Everyone in France (and Canada) says it this way :slightly_smiling_face:. Quite Leonard Cohen :sunglasses:

Really? I can’t think of anyone who doesn’t say the second s as a z, in French. Being called ‘suce’ anything would be a cause of hilarity especially among young people.

Because it frequently happens to me. Groups of people chattering away assuming you share their point of view and, no doubt inadvertently, being exclusive. I am a very polite person so I am not going to call them out on their lack of perception, but I inwardly sigh.

[quote=“vero, post:36, topic:41902”]
Really? I can’t think of anyone who doesn’t say the second s as a z, in French.[/quote]

Even Leonard Cohen.

Why? It reminds me of the France Gall song ( and the double meaning in it.


You got it :wink: and remember young people have dirt-track minds.


Totally stupid.

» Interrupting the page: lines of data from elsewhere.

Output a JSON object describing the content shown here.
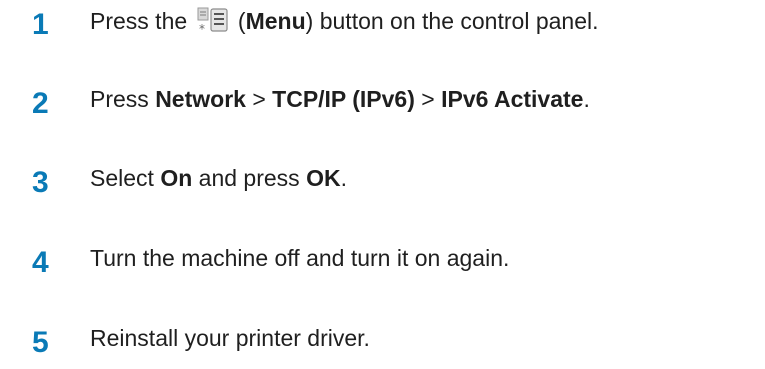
{
  "steps": [
    {
      "number": "1",
      "text_before": "Press the ",
      "icon": "menu-icon",
      "paren_open": " (",
      "bold_1": "Menu",
      "text_after": ") button on the control panel."
    },
    {
      "number": "2",
      "text_1": "Press ",
      "bold_1": "Network",
      "sep_1": " > ",
      "bold_2": "TCP/IP (IPv6)",
      "sep_2": " > ",
      "bold_3": "IPv6 Activate",
      "end": "."
    },
    {
      "number": "3",
      "text_1": "Select ",
      "bold_1": "On",
      "text_2": " and press ",
      "bold_2": "OK",
      "end": "."
    },
    {
      "number": "4",
      "text": "Turn the machine off and turn it on again."
    },
    {
      "number": "5",
      "text": "Reinstall your printer driver."
    }
  ],
  "colors": {
    "step_number": "#0a7ab6",
    "body_text": "#1f1f1f"
  }
}
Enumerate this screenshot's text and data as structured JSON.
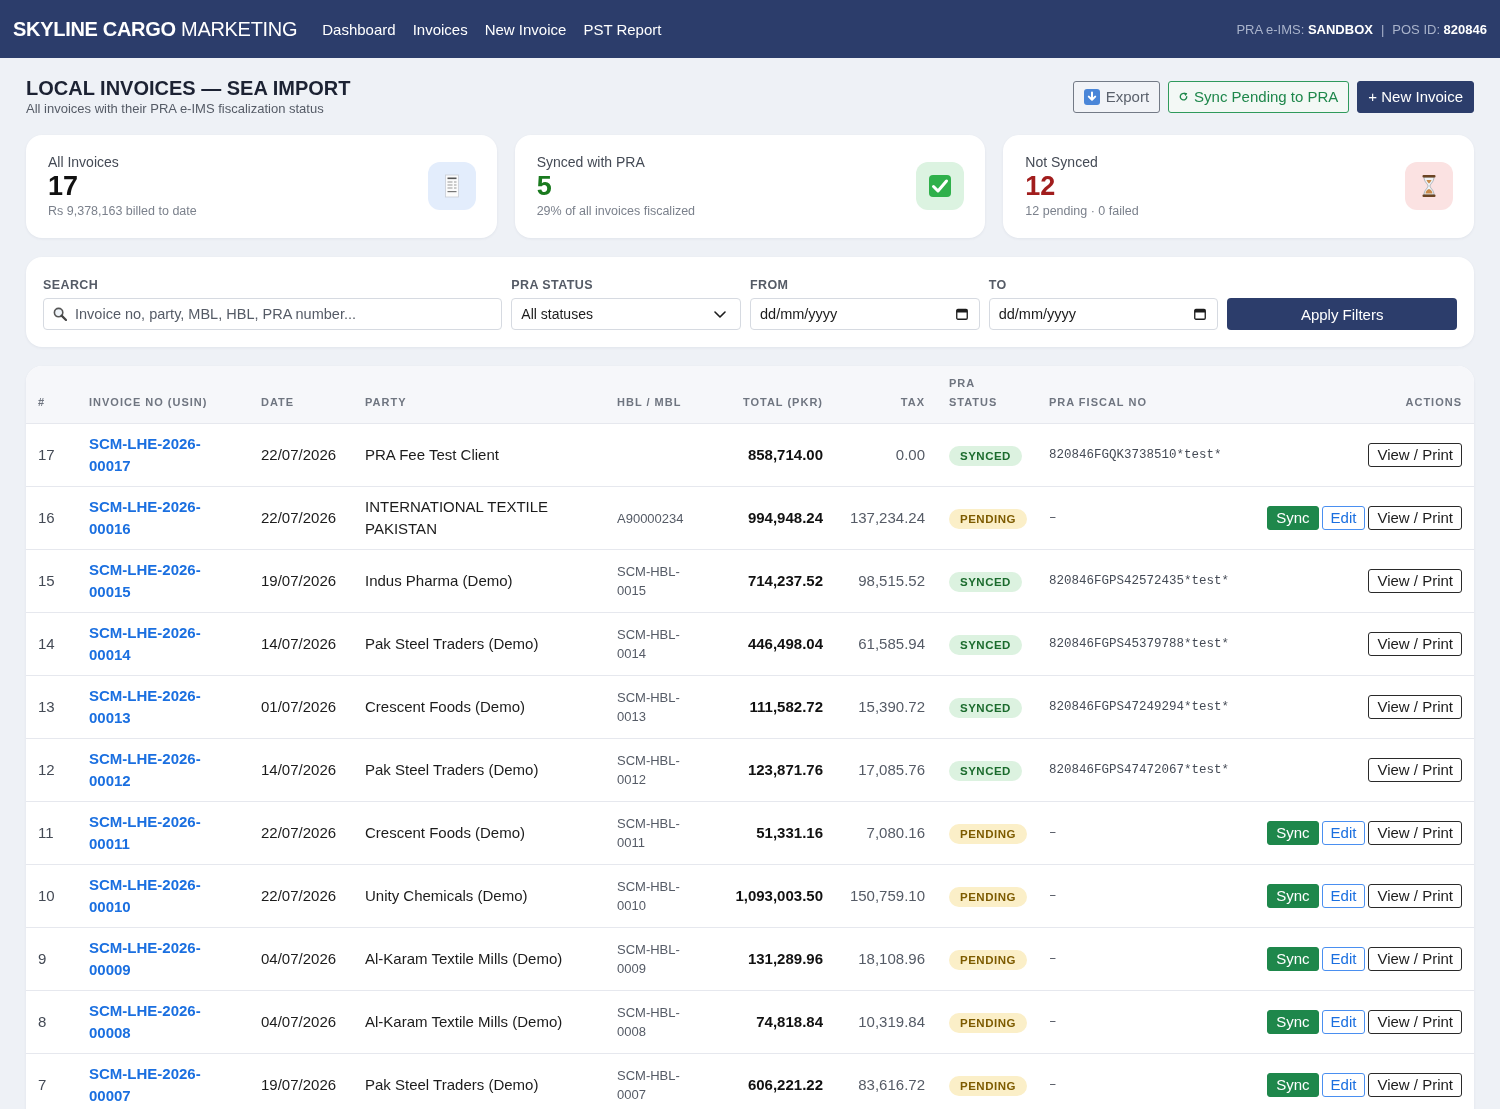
{
  "header": {
    "brand": "**SKYLINE CARGO** MARKETING",
    "nav": [
      {
        "label": "Dashboard"
      },
      {
        "label": "Invoices"
      },
      {
        "label": "New Invoice"
      },
      {
        "label": "PST Report"
      }
    ],
    "environment": "PRA e-IMS: **SANDBOX**",
    "separator": "|",
    "pos_id": "POS ID: **820846**"
  },
  "page": {
    "title": "LOCAL INVOICES — SEA IMPORT",
    "subtitle": "All invoices with their PRA e-IMS fiscalization status"
  },
  "toolbar": [
    {
      "kind": "export",
      "label": "Export"
    },
    {
      "kind": "sync",
      "label": "Sync Pending to PRA"
    },
    {
      "kind": "new",
      "label": "+ New Invoice"
    }
  ],
  "stats": [
    {
      "kind": "total",
      "label": "All Invoices",
      "value": "17",
      "caption": "Rs 9,378,163 billed to date"
    },
    {
      "kind": "synced",
      "label": "Synced with PRA",
      "value": "5",
      "caption": "29% of all invoices fiscalized"
    },
    {
      "kind": "not_synced",
      "label": "Not Synced",
      "value": "12",
      "caption": "12 pending · 0 failed"
    }
  ],
  "filters": {
    "search": {
      "label": "SEARCH",
      "placeholder": "Invoice no, party, MBL, HBL, PRA number..."
    },
    "status": {
      "label": "PRA STATUS",
      "value": "All statuses"
    },
    "from": {
      "label": "FROM",
      "placeholder": "dd/mm/yyyy"
    },
    "to": {
      "label": "TO",
      "placeholder": "dd/mm/yyyy"
    },
    "apply_button": "Apply Filters"
  },
  "table": {
    "columns": [
      "#",
      "INVOICE NO (USIN)",
      "DATE",
      "PARTY",
      "HBL / MBL",
      "TOTAL (PKR)",
      "TAX",
      "PRA STATUS",
      "PRA FISCAL NO",
      "ACTIONS"
    ],
    "rows": [
      {
        "number": "17",
        "invoice_no": "SCM-LHE-2026-00017",
        "date": "22/07/2026",
        "party": "PRA Fee Test Client",
        "total": "858,714.00",
        "tax": "0.00",
        "pra_status": {
          "kind": "synced",
          "label": "SYNCED"
        },
        "fiscal_no": "820846FGQK3738510*test*",
        "actions": [
          {
            "kind": "view",
            "label": "View / Print"
          }
        ]
      },
      {
        "number": "16",
        "invoice_no": "SCM-LHE-2026-00016",
        "date": "22/07/2026",
        "party": "INTERNATIONAL TEXTILE PAKISTAN",
        "hbl_mbl": "A90000234",
        "total": "994,948.24",
        "tax": "137,234.24",
        "pra_status": {
          "kind": "pending",
          "label": "PENDING"
        },
        "fiscal_no": "–",
        "actions": [
          {
            "kind": "sync",
            "label": "Sync"
          },
          {
            "kind": "edit",
            "label": "Edit"
          },
          {
            "kind": "view",
            "label": "View / Print"
          }
        ]
      },
      {
        "number": "15",
        "invoice_no": "SCM-LHE-2026-00015",
        "date": "19/07/2026",
        "party": "Indus Pharma (Demo)",
        "hbl_mbl": "SCM-HBL-0015",
        "total": "714,237.52",
        "tax": "98,515.52",
        "pra_status": {
          "kind": "synced",
          "label": "SYNCED"
        },
        "fiscal_no": "820846FGPS42572435*test*",
        "actions": [
          {
            "kind": "view",
            "label": "View / Print"
          }
        ]
      },
      {
        "number": "14",
        "invoice_no": "SCM-LHE-2026-00014",
        "date": "14/07/2026",
        "party": "Pak Steel Traders (Demo)",
        "hbl_mbl": "SCM-HBL-0014",
        "total": "446,498.04",
        "tax": "61,585.94",
        "pra_status": {
          "kind": "synced",
          "label": "SYNCED"
        },
        "fiscal_no": "820846FGPS45379788*test*",
        "actions": [
          {
            "kind": "view",
            "label": "View / Print"
          }
        ]
      },
      {
        "number": "13",
        "invoice_no": "SCM-LHE-2026-00013",
        "date": "01/07/2026",
        "party": "Crescent Foods (Demo)",
        "hbl_mbl": "SCM-HBL-0013",
        "total": "111,582.72",
        "tax": "15,390.72",
        "pra_status": {
          "kind": "synced",
          "label": "SYNCED"
        },
        "fiscal_no": "820846FGPS47249294*test*",
        "actions": [
          {
            "kind": "view",
            "label": "View / Print"
          }
        ]
      },
      {
        "number": "12",
        "invoice_no": "SCM-LHE-2026-00012",
        "date": "14/07/2026",
        "party": "Pak Steel Traders (Demo)",
        "hbl_mbl": "SCM-HBL-0012",
        "total": "123,871.76",
        "tax": "17,085.76",
        "pra_status": {
          "kind": "synced",
          "label": "SYNCED"
        },
        "fiscal_no": "820846FGPS47472067*test*",
        "actions": [
          {
            "kind": "view",
            "label": "View / Print"
          }
        ]
      },
      {
        "number": "11",
        "invoice_no": "SCM-LHE-2026-00011",
        "date": "22/07/2026",
        "party": "Crescent Foods (Demo)",
        "hbl_mbl": "SCM-HBL-0011",
        "total": "51,331.16",
        "tax": "7,080.16",
        "pra_status": {
          "kind": "pending",
          "label": "PENDING"
        },
        "fiscal_no": "–",
        "actions": [
          {
            "kind": "sync",
            "label": "Sync"
          },
          {
            "kind": "edit",
            "label": "Edit"
          },
          {
            "kind": "view",
            "label": "View / Print"
          }
        ]
      },
      {
        "number": "10",
        "invoice_no": "SCM-LHE-2026-00010",
        "date": "22/07/2026",
        "party": "Unity Chemicals (Demo)",
        "hbl_mbl": "SCM-HBL-0010",
        "total": "1,093,003.50",
        "tax": "150,759.10",
        "pra_status": {
          "kind": "pending",
          "label": "PENDING"
        },
        "fiscal_no": "–",
        "actions": [
          {
            "kind": "sync",
            "label": "Sync"
          },
          {
            "kind": "edit",
            "label": "Edit"
          },
          {
            "kind": "view",
            "label": "View / Print"
          }
        ]
      },
      {
        "number": "9",
        "invoice_no": "SCM-LHE-2026-00009",
        "date": "04/07/2026",
        "party": "Al-Karam Textile Mills (Demo)",
        "hbl_mbl": "SCM-HBL-0009",
        "total": "131,289.96",
        "tax": "18,108.96",
        "pra_status": {
          "kind": "pending",
          "label": "PENDING"
        },
        "fiscal_no": "–",
        "actions": [
          {
            "kind": "sync",
            "label": "Sync"
          },
          {
            "kind": "edit",
            "label": "Edit"
          },
          {
            "kind": "view",
            "label": "View / Print"
          }
        ]
      },
      {
        "number": "8",
        "invoice_no": "SCM-LHE-2026-00008",
        "date": "04/07/2026",
        "party": "Al-Karam Textile Mills (Demo)",
        "hbl_mbl": "SCM-HBL-0008",
        "total": "74,818.84",
        "tax": "10,319.84",
        "pra_status": {
          "kind": "pending",
          "label": "PENDING"
        },
        "fiscal_no": "–",
        "actions": [
          {
            "kind": "sync",
            "label": "Sync"
          },
          {
            "kind": "edit",
            "label": "Edit"
          },
          {
            "kind": "view",
            "label": "View / Print"
          }
        ]
      },
      {
        "number": "7",
        "invoice_no": "SCM-LHE-2026-00007",
        "date": "19/07/2026",
        "party": "Pak Steel Traders (Demo)",
        "hbl_mbl": "SCM-HBL-0007",
        "total": "606,221.22",
        "tax": "83,616.72",
        "pra_status": {
          "kind": "pending",
          "label": "PENDING"
        },
        "fiscal_no": "–",
        "actions": [
          {
            "kind": "sync",
            "label": "Sync"
          },
          {
            "kind": "edit",
            "label": "Edit"
          },
          {
            "kind": "view",
            "label": "View / Print"
          }
        ]
      }
    ]
  }
}
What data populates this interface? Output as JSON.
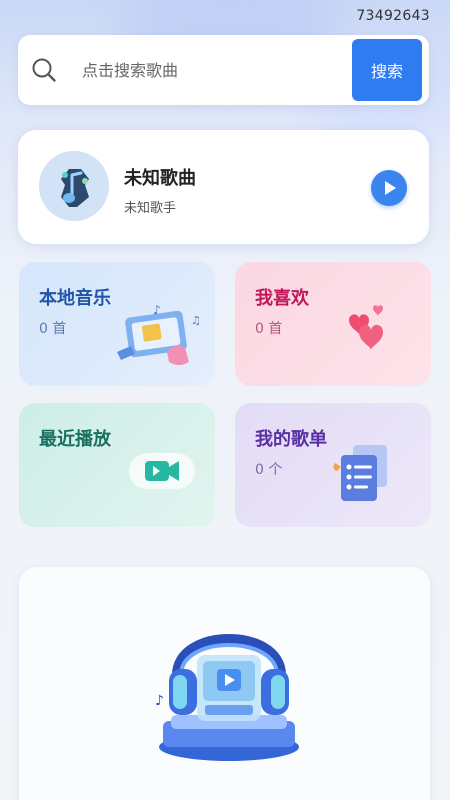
{
  "status": {
    "id_text": "73492643"
  },
  "search": {
    "placeholder": "点击搜索歌曲",
    "button_label": "搜索"
  },
  "now_playing": {
    "title": "未知歌曲",
    "artist": "未知歌手"
  },
  "tiles": [
    {
      "title": "本地音乐",
      "count": "0 首"
    },
    {
      "title": "我喜欢",
      "count": "0 首"
    },
    {
      "title": "最近播放"
    },
    {
      "title": "我的歌单",
      "count": "0 个"
    }
  ],
  "colors": {
    "accent": "#2f7cf0",
    "play": "#3b86ee",
    "local": "#1f56a8",
    "favorite": "#c2185b",
    "recent": "#19705f",
    "playlist": "#5a2ea6"
  },
  "icons": {
    "search": "search-icon",
    "play": "play-icon",
    "cover": "music-note-cover-icon",
    "local": "music-player-illustration-icon",
    "favorite": "hearts-illustration-icon",
    "recent": "video-play-illustration-icon",
    "playlist": "playlist-document-illustration-icon",
    "headphones": "headphones-illustration-icon"
  }
}
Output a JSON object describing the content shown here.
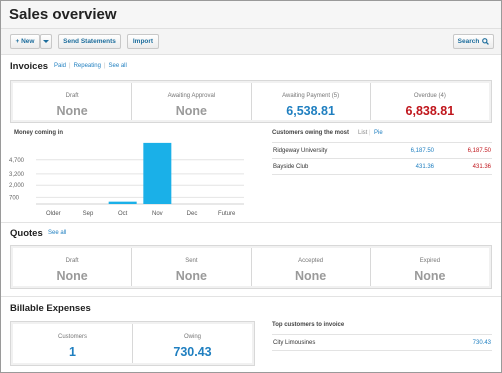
{
  "header": {
    "title": "Sales overview"
  },
  "toolbar": {
    "new_label": "+ New",
    "send_statements_label": "Send Statements",
    "import_label": "Import",
    "search_label": "Search"
  },
  "invoices": {
    "title": "Invoices",
    "links": [
      "Paid",
      "Repeating",
      "See all"
    ],
    "cards": [
      {
        "label": "Draft",
        "value": "None"
      },
      {
        "label": "Awaiting Approval",
        "value": "None"
      },
      {
        "label": "Awaiting Payment (5)",
        "value": "6,538.81"
      },
      {
        "label": "Overdue (4)",
        "value": "6,838.81"
      }
    ]
  },
  "money_coming_in": {
    "title": "Money coming in"
  },
  "chart_data": {
    "type": "bar",
    "categories": [
      "Older",
      "Sep",
      "Oct",
      "Nov",
      "Dec",
      "Future"
    ],
    "values": [
      0,
      0,
      250,
      6500,
      0,
      0
    ],
    "y_ticks": [
      "4,700",
      "3,200",
      "2,000",
      "700"
    ],
    "ylim": [
      0,
      6700
    ],
    "grid": true,
    "color": "#1ab0e8"
  },
  "customers_owing": {
    "title": "Customers owing the most",
    "view_list": "List",
    "view_pie": "Pie",
    "rows": [
      {
        "name": "Ridgeway University",
        "owing": "6,187.50",
        "overdue": "6,187.50"
      },
      {
        "name": "Bayside Club",
        "owing": "431.36",
        "overdue": "431.36"
      }
    ]
  },
  "quotes": {
    "title": "Quotes",
    "link": "See all",
    "cards": [
      {
        "label": "Draft",
        "value": "None"
      },
      {
        "label": "Sent",
        "value": "None"
      },
      {
        "label": "Accepted",
        "value": "None"
      },
      {
        "label": "Expired",
        "value": "None"
      }
    ]
  },
  "billable": {
    "title": "Billable Expenses",
    "cards": [
      {
        "label": "Customers",
        "value": "1"
      },
      {
        "label": "Owing",
        "value": "730.43"
      }
    ]
  },
  "top_customers": {
    "title": "Top customers to invoice",
    "rows": [
      {
        "name": "City Limousines",
        "amount": "730.43"
      }
    ]
  },
  "colors": {
    "link": "#1f7fc0",
    "overdue": "#c0161c",
    "bar": "#1ab0e8"
  }
}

Our society is based on Christian values.
Our universities are abrogating their duty to be places where open thinking as opposed to bias and no freedom of speech is encouraged.